● **WHAT TO DO**:
Among these entries, how many lines have the string "objects" in them? Only the number is needed.
= = = = = = =
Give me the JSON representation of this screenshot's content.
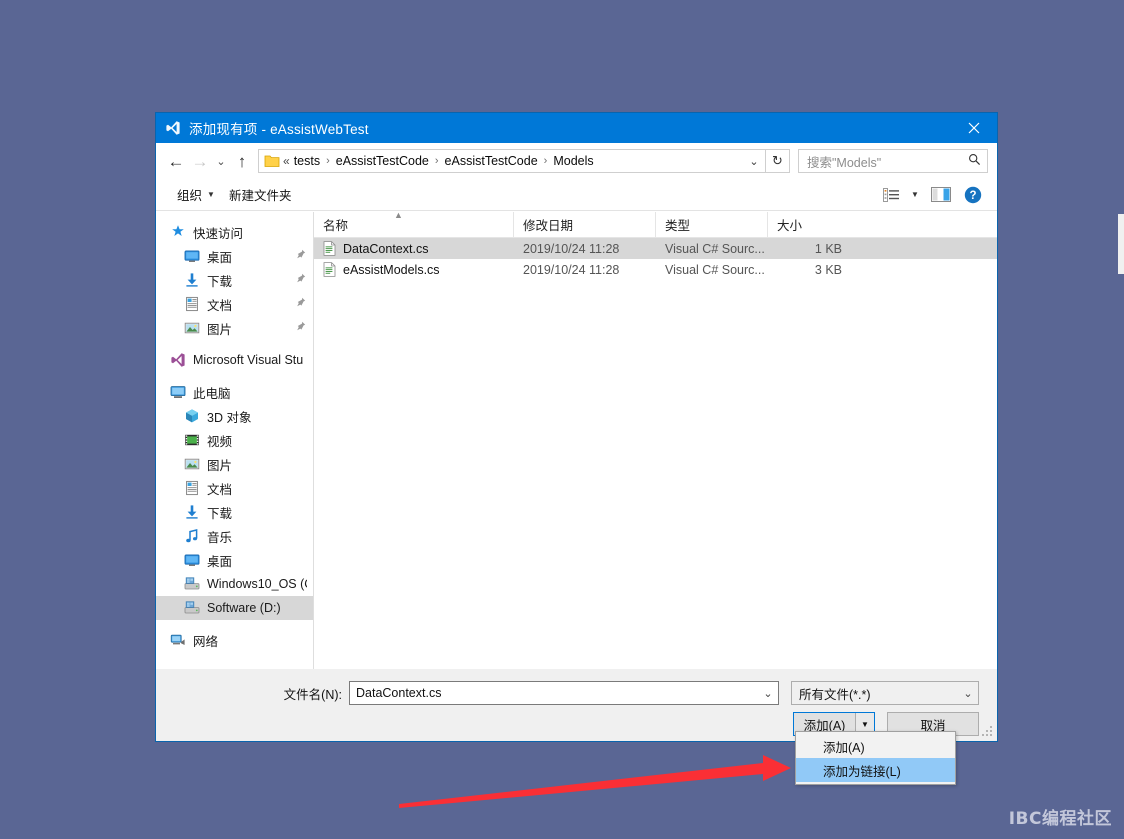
{
  "window": {
    "title": "添加现有项 - eAssistWebTest",
    "title_icon": "visual-studio-icon",
    "close_label": "✕",
    "accent_color": "#0078d7",
    "desktop_background": "#5a6694"
  },
  "nav": {
    "back_icon": "←",
    "forward_icon": "→",
    "recent_icon": "⌄",
    "up_icon": "↑",
    "refresh_icon": "↻",
    "dropdown_icon": "⌄",
    "breadcrumb_prefix": "«",
    "breadcrumbs": [
      {
        "label": "tests"
      },
      {
        "label": "eAssistTestCode"
      },
      {
        "label": "eAssistTestCode"
      },
      {
        "label": "Models"
      }
    ],
    "separator": "›"
  },
  "search": {
    "placeholder": "搜索\"Models\"",
    "icon": "search-icon"
  },
  "commandbar": {
    "organize_label": "组织",
    "organize_caret": "▼",
    "new_folder_label": "新建文件夹",
    "view_icon": "list-view-icon",
    "view_caret": "▼",
    "pane_icon": "preview-pane-icon",
    "help_icon": "help-icon",
    "help_glyph": "?"
  },
  "sidebar": {
    "groups": [
      {
        "items": [
          {
            "label": "快速访问",
            "icon": "quick-access-star-icon",
            "level": 0,
            "pinned": false,
            "selected": false
          },
          {
            "label": "桌面",
            "icon": "desktop-icon",
            "level": 1,
            "pinned": true,
            "selected": false
          },
          {
            "label": "下载",
            "icon": "downloads-icon",
            "level": 1,
            "pinned": true,
            "selected": false
          },
          {
            "label": "文档",
            "icon": "documents-icon",
            "level": 1,
            "pinned": true,
            "selected": false
          },
          {
            "label": "图片",
            "icon": "pictures-icon",
            "level": 1,
            "pinned": true,
            "selected": false
          }
        ]
      },
      {
        "items": [
          {
            "label": "Microsoft Visual Stu",
            "icon": "visual-studio-icon",
            "level": 0,
            "pinned": false,
            "selected": false
          }
        ]
      },
      {
        "items": [
          {
            "label": "此电脑",
            "icon": "this-pc-icon",
            "level": 0,
            "pinned": false,
            "selected": false
          },
          {
            "label": "3D 对象",
            "icon": "3d-objects-icon",
            "level": 1,
            "pinned": false,
            "selected": false
          },
          {
            "label": "视频",
            "icon": "videos-icon",
            "level": 1,
            "pinned": false,
            "selected": false
          },
          {
            "label": "图片",
            "icon": "pictures-icon",
            "level": 1,
            "pinned": false,
            "selected": false
          },
          {
            "label": "文档",
            "icon": "documents-icon",
            "level": 1,
            "pinned": false,
            "selected": false
          },
          {
            "label": "下载",
            "icon": "downloads-icon",
            "level": 1,
            "pinned": false,
            "selected": false
          },
          {
            "label": "音乐",
            "icon": "music-icon",
            "level": 1,
            "pinned": false,
            "selected": false
          },
          {
            "label": "桌面",
            "icon": "desktop-icon",
            "level": 1,
            "pinned": false,
            "selected": false
          },
          {
            "label": "Windows10_OS (C",
            "icon": "drive-icon",
            "level": 1,
            "pinned": false,
            "selected": false
          },
          {
            "label": "Software (D:)",
            "icon": "drive-icon",
            "level": 1,
            "pinned": false,
            "selected": true
          }
        ]
      },
      {
        "items": [
          {
            "label": "网络",
            "icon": "network-icon",
            "level": 0,
            "pinned": false,
            "selected": false
          }
        ]
      }
    ],
    "pin_glyph": "📌"
  },
  "filelist": {
    "columns": [
      {
        "key": "name",
        "label": "名称",
        "sorted": true,
        "sort_arrow": "▲"
      },
      {
        "key": "date",
        "label": "修改日期",
        "sorted": false
      },
      {
        "key": "type",
        "label": "类型",
        "sorted": false
      },
      {
        "key": "size",
        "label": "大小",
        "sorted": false
      }
    ],
    "rows": [
      {
        "icon": "cs-file-icon",
        "name": "DataContext.cs",
        "date": "2019/10/24 11:28",
        "type": "Visual C# Sourc...",
        "size": "1 KB",
        "selected": true
      },
      {
        "icon": "cs-file-icon",
        "name": "eAssistModels.cs",
        "date": "2019/10/24 11:28",
        "type": "Visual C# Sourc...",
        "size": "3 KB",
        "selected": false
      }
    ]
  },
  "footer": {
    "filename_label": "文件名(N):",
    "filename_value": "DataContext.cs",
    "filename_caret": "⌄",
    "filter_value": "所有文件(*.*)",
    "filter_caret": "⌄",
    "add_button_label": "添加(A)",
    "add_button_caret": "▼",
    "cancel_button_label": "取消"
  },
  "dropdown_menu": {
    "items": [
      {
        "label": "添加(A)",
        "highlighted": false
      },
      {
        "label": "添加为链接(L)",
        "highlighted": true
      }
    ]
  },
  "annotation": {
    "arrow_color": "#fa2f35",
    "arrow_direction": "right"
  },
  "watermark": {
    "text": "IBC编程社区",
    "color": "#c3c7da"
  }
}
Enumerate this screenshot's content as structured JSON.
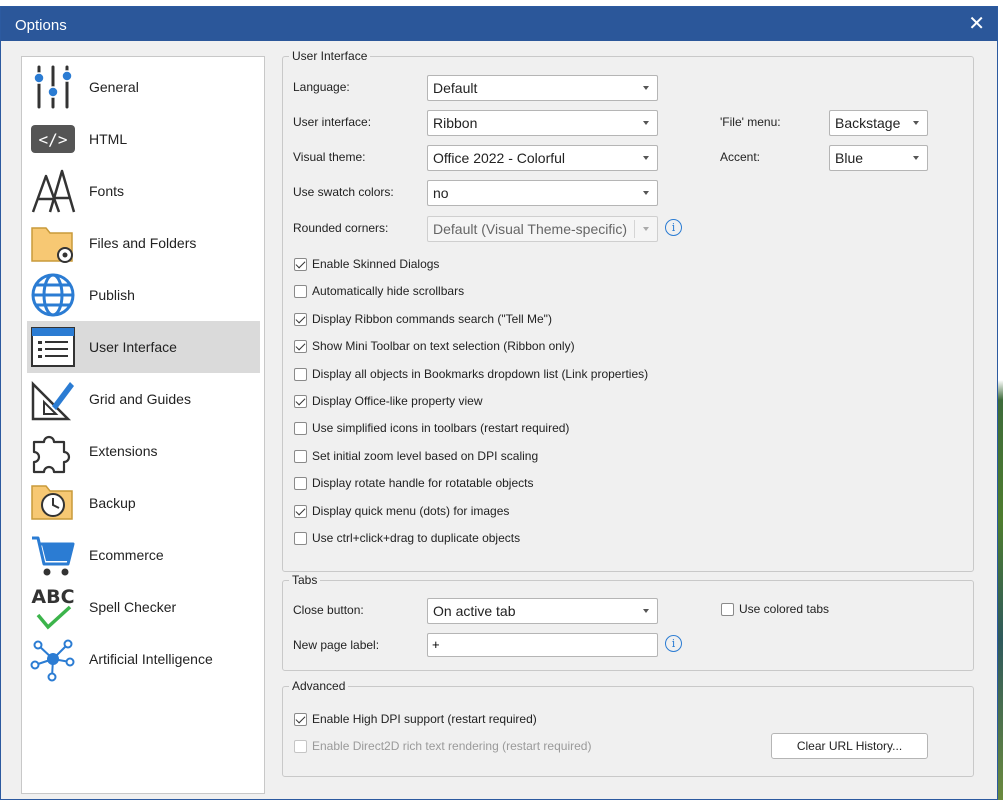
{
  "window": {
    "title": "Options",
    "close_glyph": "✕"
  },
  "nav": [
    {
      "label": "General",
      "icon": "sliders-icon"
    },
    {
      "label": "HTML",
      "icon": "code-icon"
    },
    {
      "label": "Fonts",
      "icon": "font-icon"
    },
    {
      "label": "Files and Folders",
      "icon": "folder-gear-icon"
    },
    {
      "label": "Publish",
      "icon": "globe-icon"
    },
    {
      "label": "User Interface",
      "icon": "window-list-icon",
      "selected": true
    },
    {
      "label": "Grid and Guides",
      "icon": "ruler-pencil-icon"
    },
    {
      "label": "Extensions",
      "icon": "puzzle-icon"
    },
    {
      "label": "Backup",
      "icon": "folder-clock-icon"
    },
    {
      "label": "Ecommerce",
      "icon": "cart-icon"
    },
    {
      "label": "Spell Checker",
      "icon": "abc-check-icon",
      "icon_text": "ABC"
    },
    {
      "label": "Artificial Intelligence",
      "icon": "network-icon"
    }
  ],
  "ui": {
    "legend": "User Interface",
    "language_label": "Language:",
    "language_value": "Default",
    "ui_label": "User interface:",
    "ui_value": "Ribbon",
    "file_menu_label": "'File' menu:",
    "file_menu_value": "Backstage",
    "theme_label": "Visual theme:",
    "theme_value": "Office 2022 - Colorful",
    "accent_label": "Accent:",
    "accent_value": "Blue",
    "swatch_label": "Use swatch colors:",
    "swatch_value": "no",
    "rounded_label": "Rounded corners:",
    "rounded_value": "Default (Visual Theme-specific)",
    "info_glyph": "i",
    "checks": [
      {
        "label": "Enable Skinned Dialogs",
        "checked": true
      },
      {
        "label": "Automatically hide scrollbars",
        "checked": false
      },
      {
        "label": "Display Ribbon commands search (\"Tell Me\")",
        "checked": true
      },
      {
        "label": "Show Mini Toolbar on text selection (Ribbon only)",
        "checked": true
      },
      {
        "label": "Display all objects in Bookmarks dropdown list (Link properties)",
        "checked": false
      },
      {
        "label": "Display Office-like property view",
        "checked": true
      },
      {
        "label": "Use simplified icons in toolbars (restart required)",
        "checked": false
      },
      {
        "label": "Set initial zoom level based on DPI scaling",
        "checked": false
      },
      {
        "label": "Display rotate handle for rotatable objects",
        "checked": false
      },
      {
        "label": "Display quick menu (dots) for images",
        "checked": true
      },
      {
        "label": "Use ctrl+click+drag to duplicate objects",
        "checked": false
      }
    ]
  },
  "tabs": {
    "legend": "Tabs",
    "close_label": "Close button:",
    "close_value": "On active tab",
    "colored_label": "Use colored tabs",
    "colored_checked": false,
    "newpage_label": "New page label:",
    "newpage_value": "+"
  },
  "advanced": {
    "legend": "Advanced",
    "hidpi_label": "Enable High DPI support (restart required)",
    "hidpi_checked": true,
    "d2d_label": "Enable Direct2D rich text rendering (restart required)",
    "d2d_checked": false,
    "clear_url_label": "Clear URL History..."
  }
}
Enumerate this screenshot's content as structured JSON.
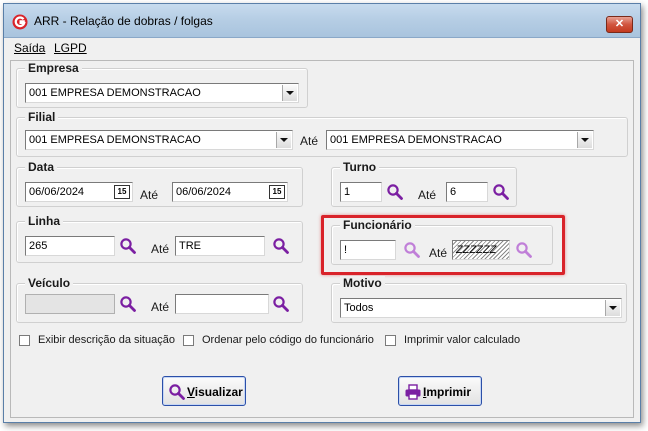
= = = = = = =
● **TASK OUTPUT**:
4